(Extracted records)
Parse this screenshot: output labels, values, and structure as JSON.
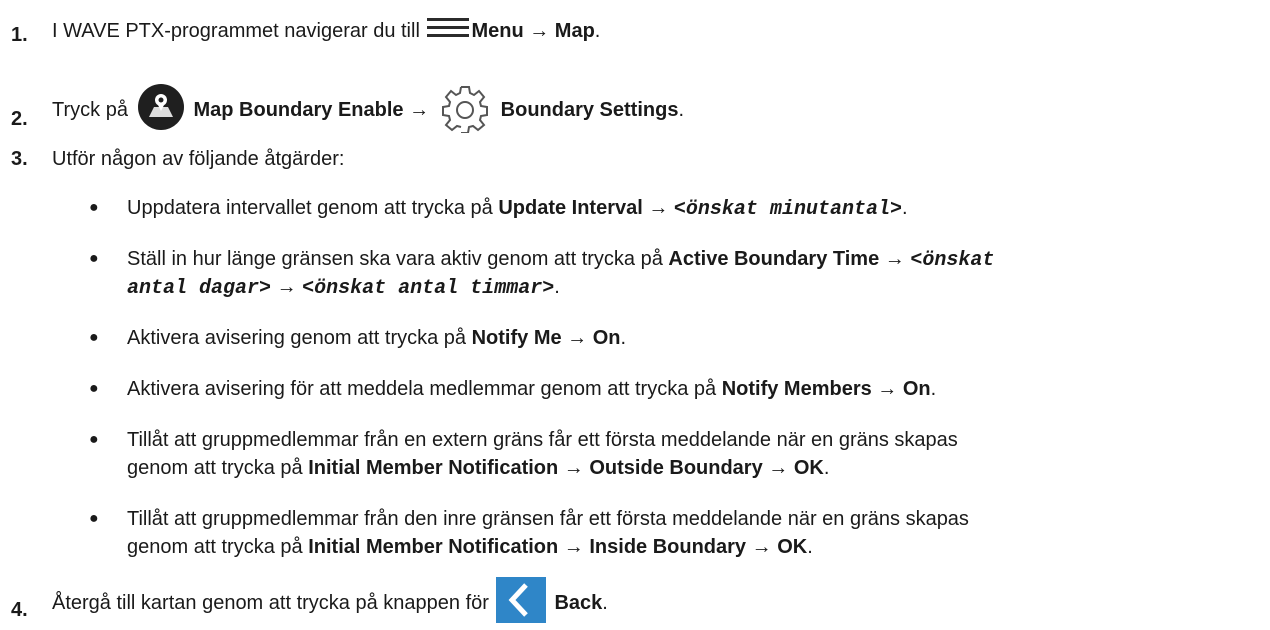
{
  "steps": [
    {
      "number": "1.",
      "pre": "I WAVE PTX-programmet navigerar du till ",
      "menu": "Menu",
      "arrow": " → ",
      "map": "Map",
      "end": "."
    },
    {
      "number": "2.",
      "pre": "Tryck på ",
      "enable": "Map Boundary Enable",
      "arrow": " → ",
      "settings": "Boundary Settings",
      "end": "."
    },
    {
      "number": "3.",
      "text": "Utför någon av följande åtgärder:"
    },
    {
      "number": "4.",
      "pre": "Återgå till kartan genom att trycka på knappen för ",
      "back": "Back",
      "end": "."
    }
  ],
  "bullets": [
    {
      "pre": "Uppdatera intervallet genom att trycka på ",
      "b1": "Update Interval",
      "arrow": " → ",
      "m1": "<önskat minutantal>",
      "end": "."
    },
    {
      "pre": "Ställ in hur länge gränsen ska vara aktiv genom att trycka på ",
      "b1": "Active Boundary Time",
      "arrow": " → ",
      "m1a": "<önskat",
      "m1b": "antal dagar>",
      "arrow2": " → ",
      "m2": "<önskat antal timmar>",
      "end": "."
    },
    {
      "pre": "Aktivera avisering genom att trycka på ",
      "b1": "Notify Me",
      "arrow": " → ",
      "b2": "On",
      "end": "."
    },
    {
      "pre": "Aktivera avisering för att meddela medlemmar genom att trycka på ",
      "b1": "Notify Members",
      "arrow": " → ",
      "b2": "On",
      "end": "."
    },
    {
      "line1": "Tillåt att gruppmedlemmar från en extern gräns får ett första meddelande när en gräns skapas",
      "pre2": "genom att trycka på ",
      "b1": "Initial Member Notification",
      "arrow": " → ",
      "b2": "Outside Boundary",
      "arrow2": " → ",
      "b3": "OK",
      "end": "."
    },
    {
      "line1": "Tillåt att gruppmedlemmar från den inre gränsen får ett första meddelande när en gräns skapas",
      "pre2": "genom att trycka på ",
      "b1": "Initial Member Notification",
      "arrow": " → ",
      "b2": "Inside Boundary",
      "arrow2": " → ",
      "b3": "OK",
      "end": "."
    }
  ],
  "icons": {
    "menu": "hamburger-menu-icon",
    "mapEnable": "map-boundary-enable-icon",
    "settings": "gear-icon",
    "back": "back-chevron-icon"
  },
  "colors": {
    "text": "#1a1a1a",
    "backButton": "#2f86c8",
    "mapIcon": "#1f1f1f"
  }
}
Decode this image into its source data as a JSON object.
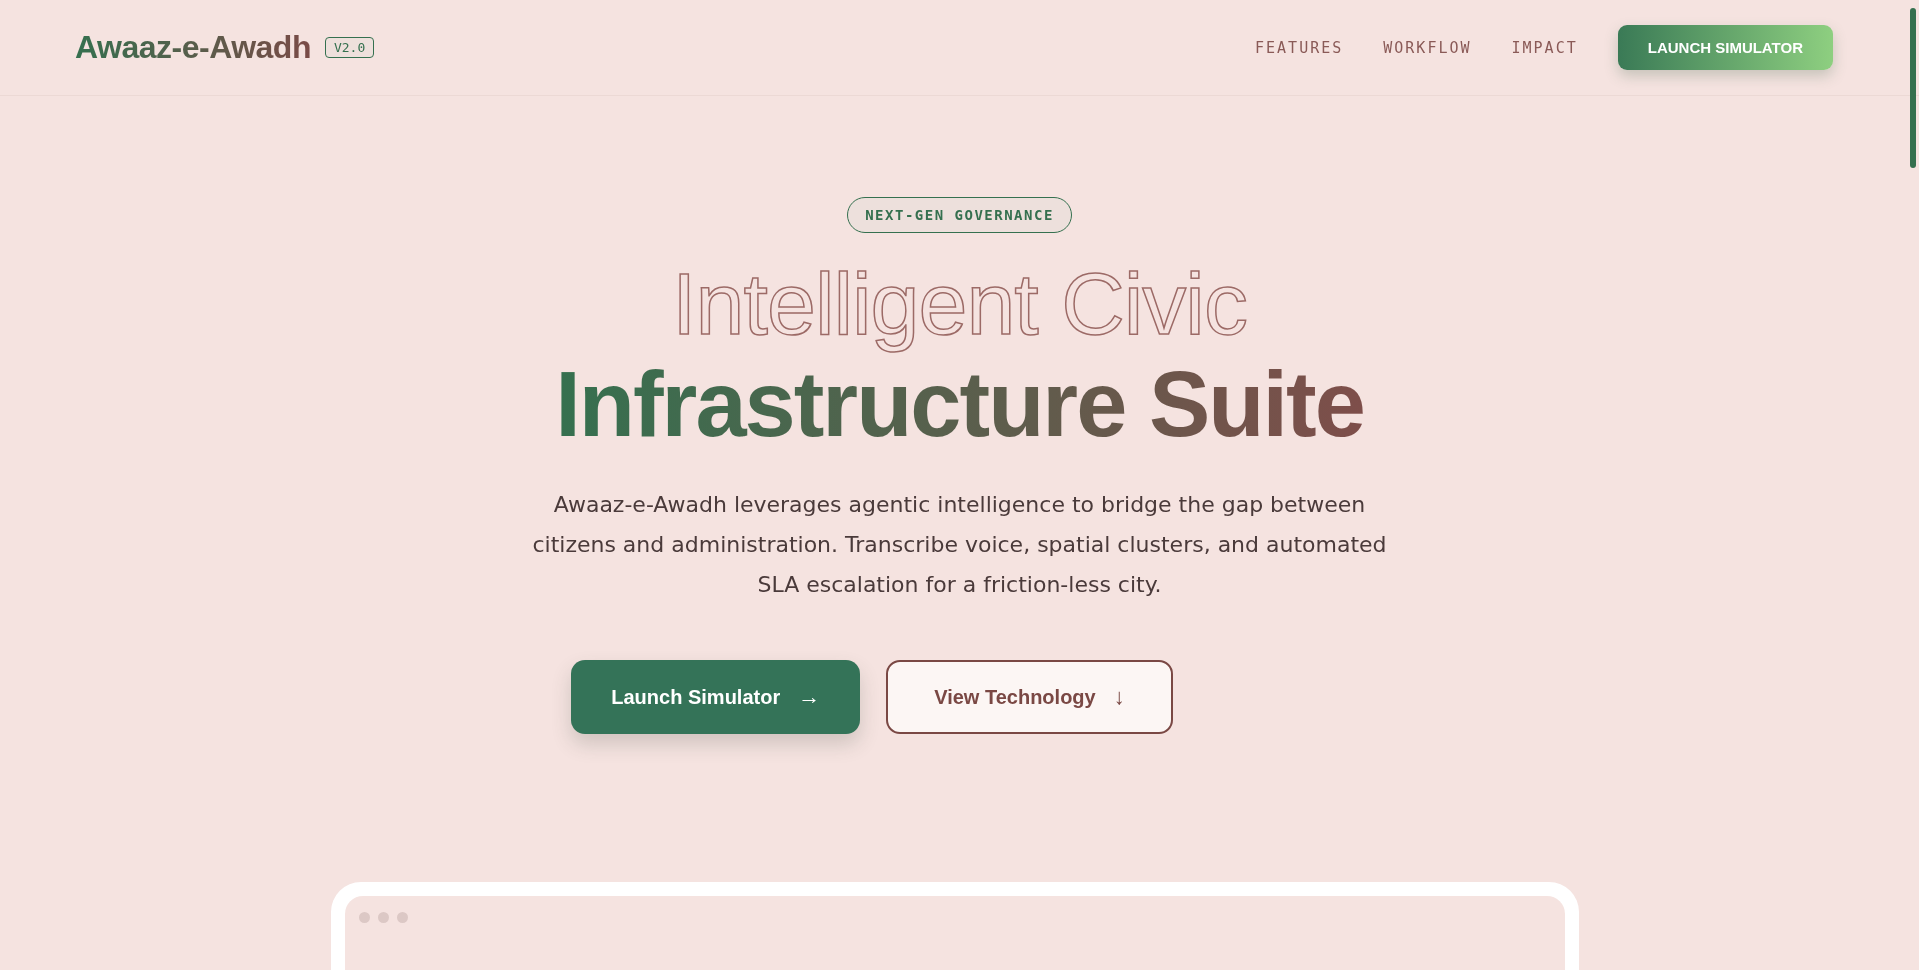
{
  "header": {
    "logo": "Awaaz-e-Awadh",
    "version": "V2.0",
    "nav": [
      {
        "label": "FEATURES"
      },
      {
        "label": "WORKFLOW"
      },
      {
        "label": "IMPACT"
      }
    ],
    "cta": "LAUNCH SIMULATOR"
  },
  "hero": {
    "badge": "NEXT-GEN GOVERNANCE",
    "title_outline": "Intelligent Civic",
    "title_solid": "Infrastructure Suite",
    "description": "Awaaz-e-Awadh leverages agentic intelligence to bridge the gap between citizens and administration. Transcribe voice, spatial clusters, and automated SLA escalation for a friction-less city.",
    "buttons": [
      {
        "kind": "primary",
        "label": "Launch Simulator",
        "icon": "→"
      },
      {
        "kind": "secondary",
        "label": "View Technology",
        "icon": "↓"
      }
    ]
  }
}
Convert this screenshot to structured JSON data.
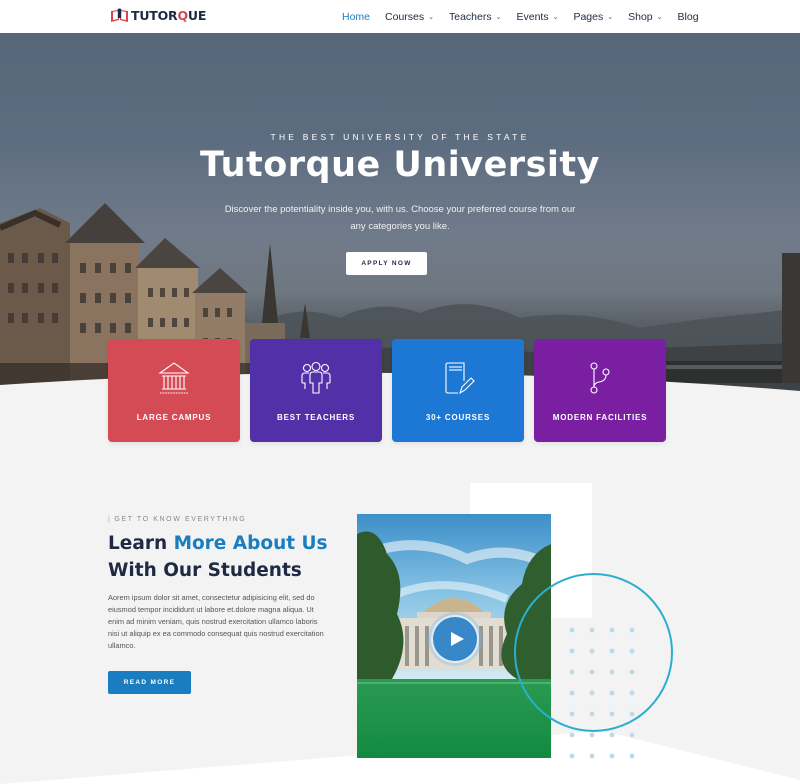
{
  "header": {
    "logo": {
      "text_before": "TUTOR",
      "text_q": "Q",
      "text_after": "UE",
      "icon": "book-shield-logo-icon"
    },
    "nav": [
      {
        "label": "Home",
        "active": true,
        "has_dropdown": false
      },
      {
        "label": "Courses",
        "active": false,
        "has_dropdown": true
      },
      {
        "label": "Teachers",
        "active": false,
        "has_dropdown": true
      },
      {
        "label": "Events",
        "active": false,
        "has_dropdown": true
      },
      {
        "label": "Pages",
        "active": false,
        "has_dropdown": true
      },
      {
        "label": "Shop",
        "active": false,
        "has_dropdown": true
      },
      {
        "label": "Blog",
        "active": false,
        "has_dropdown": false
      }
    ],
    "caret": "⌄"
  },
  "hero": {
    "kicker": "THE BEST UNIVERSITY OF THE STATE",
    "title": "Tutorque University",
    "subtitle": "Discover the potentiality inside you, with us. Choose your preferred course from our any categories  you like.",
    "cta_label": "APPLY NOW"
  },
  "features": [
    {
      "label": "LARGE CAMPUS",
      "icon": "campus-building-icon",
      "color": "#d44a55"
    },
    {
      "label": "BEST TEACHERS",
      "icon": "teachers-group-icon",
      "color": "#5230a8"
    },
    {
      "label": "30+ COURSES",
      "icon": "book-pencil-icon",
      "color": "#1c78d4"
    },
    {
      "label": "MODERN FACILITIES",
      "icon": "branch-nodes-icon",
      "color": "#7a1fa2"
    }
  ],
  "about": {
    "kicker": "GET TO KNOW EVERYTHING",
    "title_part1": "Learn ",
    "title_accent": "More About Us",
    "title_line2": "With Our Students",
    "body": "Aorem ipsum dolor sit amet, consectetur adipisicing elit, sed do eiusmod tempor incididunt ut labore et.dolore magna aliqua. Ut enim ad minim veniam, quis nostrud exercitation ullamco laboris nisi ut aliquip ex ea commodo consequat quis nostrud exercitation ullamco.",
    "button_label": "READ MORE",
    "video": {
      "icon": "play-icon"
    }
  },
  "colors": {
    "brand_dark": "#1e2a44",
    "accent_blue": "#1a7dc0",
    "logo_red": "#d64550",
    "ring": "#2bafd0"
  }
}
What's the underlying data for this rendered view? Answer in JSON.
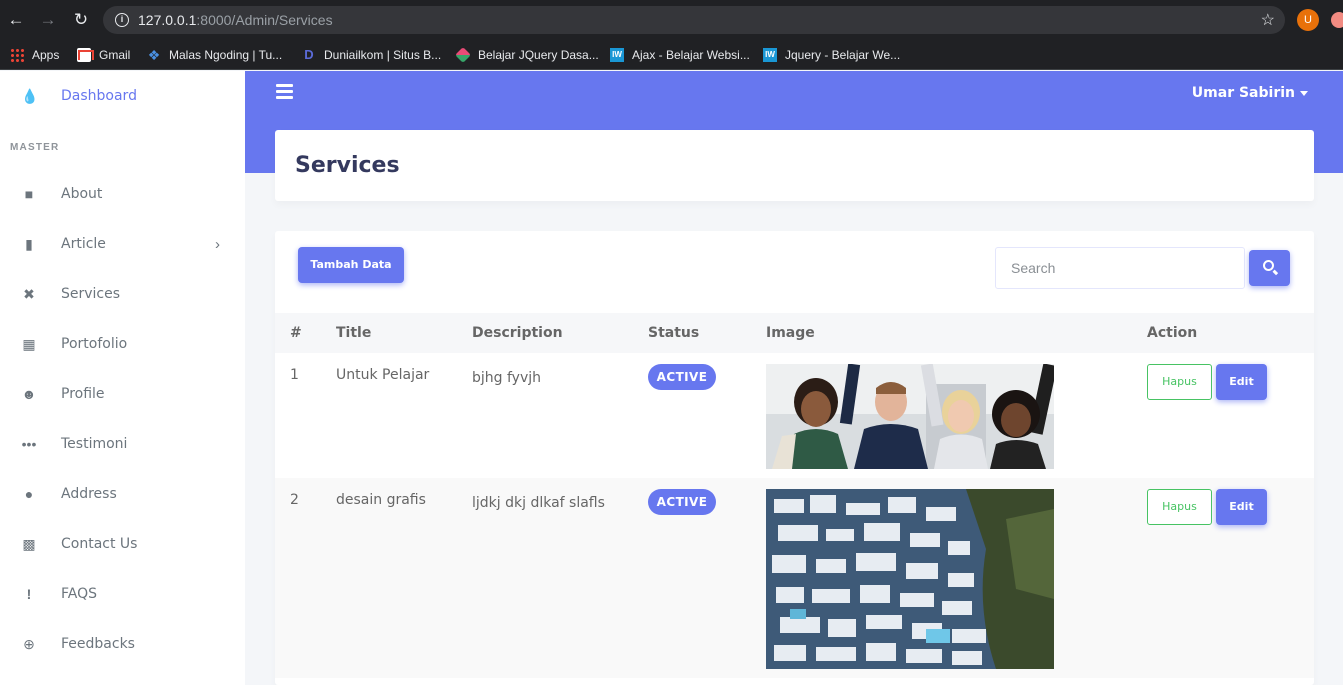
{
  "browser": {
    "url_host": "127.0.0.1",
    "url_rest": ":8000/Admin/Services",
    "profile_initial": "U",
    "bookmarks": [
      {
        "label": "Apps",
        "icon": "apps-grid-icon"
      },
      {
        "label": "Gmail",
        "icon": "gmail-icon"
      },
      {
        "label": "Malas Ngoding | Tu...",
        "icon": "code-icon"
      },
      {
        "label": "Duniailkom | Situs B...",
        "icon": "duniailkom-icon"
      },
      {
        "label": "Belajar JQuery Dasa...",
        "icon": "jquery-icon"
      },
      {
        "label": "Ajax - Belajar Websi...",
        "icon": "iw-icon"
      },
      {
        "label": "Jquery - Belajar We...",
        "icon": "iw-icon"
      }
    ]
  },
  "sidebar": {
    "brand": {
      "label": "Dashboard",
      "icon": "fire-icon"
    },
    "section_header": "MASTER",
    "items": [
      {
        "label": "About",
        "icon": "briefcase-icon"
      },
      {
        "label": "Article",
        "icon": "file-icon",
        "has_submenu": true
      },
      {
        "label": "Services",
        "icon": "tools-icon"
      },
      {
        "label": "Portofolio",
        "icon": "th-large-icon"
      },
      {
        "label": "Profile",
        "icon": "user-icon"
      },
      {
        "label": "Testimoni",
        "icon": "ellipsis-icon"
      },
      {
        "label": "Address",
        "icon": "map-marker-icon"
      },
      {
        "label": "Contact Us",
        "icon": "address-card-icon"
      },
      {
        "label": "FAQS",
        "icon": "exclamation-icon"
      },
      {
        "label": "Feedbacks",
        "icon": "plus-circle-icon"
      }
    ]
  },
  "topbar": {
    "user_name": "Umar Sabirin"
  },
  "page": {
    "title": "Services"
  },
  "toolbar": {
    "add_label": "Tambah Data",
    "search_placeholder": "Search"
  },
  "table": {
    "headers": [
      "#",
      "Title",
      "Description",
      "Status",
      "Image",
      "Action"
    ],
    "rows": [
      {
        "no": "1",
        "title": "Untuk Pelajar",
        "description": "bjhg fyvjh",
        "status": "ACTIVE",
        "image": "group-people-photo",
        "delete_label": "Hapus",
        "edit_label": "Edit"
      },
      {
        "no": "2",
        "title": "desain grafis",
        "description": "ljdkj dkj dlkaf slafls",
        "status": "ACTIVE",
        "image": "aerial-city-photo",
        "delete_label": "Hapus",
        "edit_label": "Edit"
      }
    ]
  },
  "colors": {
    "primary": "#6777ef",
    "success": "#47c363",
    "text": "#34395e",
    "chrome": "#202124"
  }
}
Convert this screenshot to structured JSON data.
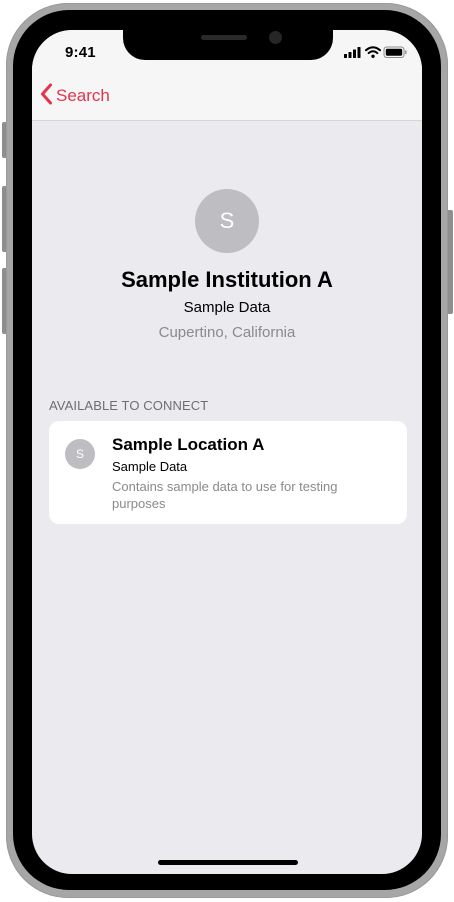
{
  "status_bar": {
    "time": "9:41",
    "icons": [
      "signal-icon",
      "wifi-icon",
      "battery-icon"
    ]
  },
  "nav": {
    "back_label": "Search",
    "back_icon": "chevron-left-icon"
  },
  "institution": {
    "avatar_letter": "S",
    "name": "Sample Institution A",
    "source": "Sample Data",
    "location": "Cupertino, California"
  },
  "section": {
    "header": "AVAILABLE TO CONNECT"
  },
  "locations": [
    {
      "avatar_letter": "S",
      "name": "Sample Location A",
      "source": "Sample Data",
      "description": "Contains sample data to use for testing purposes"
    }
  ],
  "colors": {
    "accent": "#e5334b",
    "background": "#ebeaef",
    "avatar": "#bebdc2",
    "secondary_text": "#8a8a8e"
  }
}
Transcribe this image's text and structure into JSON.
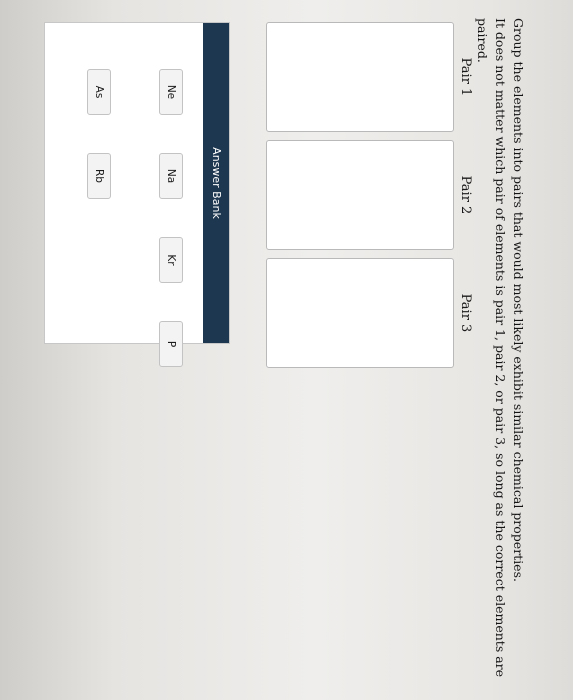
{
  "question": {
    "line1": "Group the elements into pairs that would most likely exhibit similar chemical properties.",
    "line2": "It does not matter which pair of elements is pair 1, pair 2, or pair 3, so long as the correct elements are paired."
  },
  "pairs": [
    {
      "label": "Pair 1"
    },
    {
      "label": "Pair 2"
    },
    {
      "label": "Pair 3"
    }
  ],
  "answer_bank": {
    "title": "Answer Bank",
    "items": [
      "Ne",
      "Na",
      "Kr",
      "P",
      "As",
      "Rb"
    ]
  }
}
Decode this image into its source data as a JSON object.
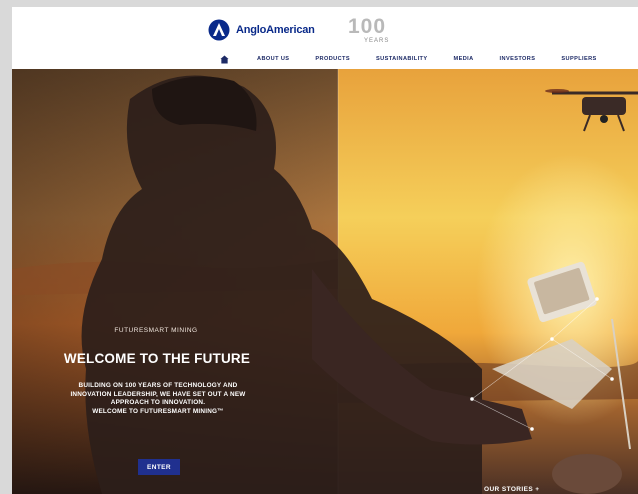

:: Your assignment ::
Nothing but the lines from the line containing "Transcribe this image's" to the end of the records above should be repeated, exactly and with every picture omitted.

:: Reply ::
Transcribe this image's text and structure into JSON.
{
  "question": {
    "line1": "Group the elements into pairs that would most likely exhibit similar chemical properties.",
    "line2": "It does not matter which pair of elements is pair 1, pair 2, or pair 3, so long as the correct elements are paired."
  },
  "pairs": [
    {
      "label": "Pair 1"
    },
    {
      "label": "Pair 2"
    },
    {
      "label": "Pair 3"
    }
  ],
  "answer_bank": {
    "title": "Answer Bank",
    "items": [
      "Ne",
      "Na",
      "Kr",
      "P",
      "As",
      "Rb"
    ]
  }
}
Decode this image into its source data as a JSON object.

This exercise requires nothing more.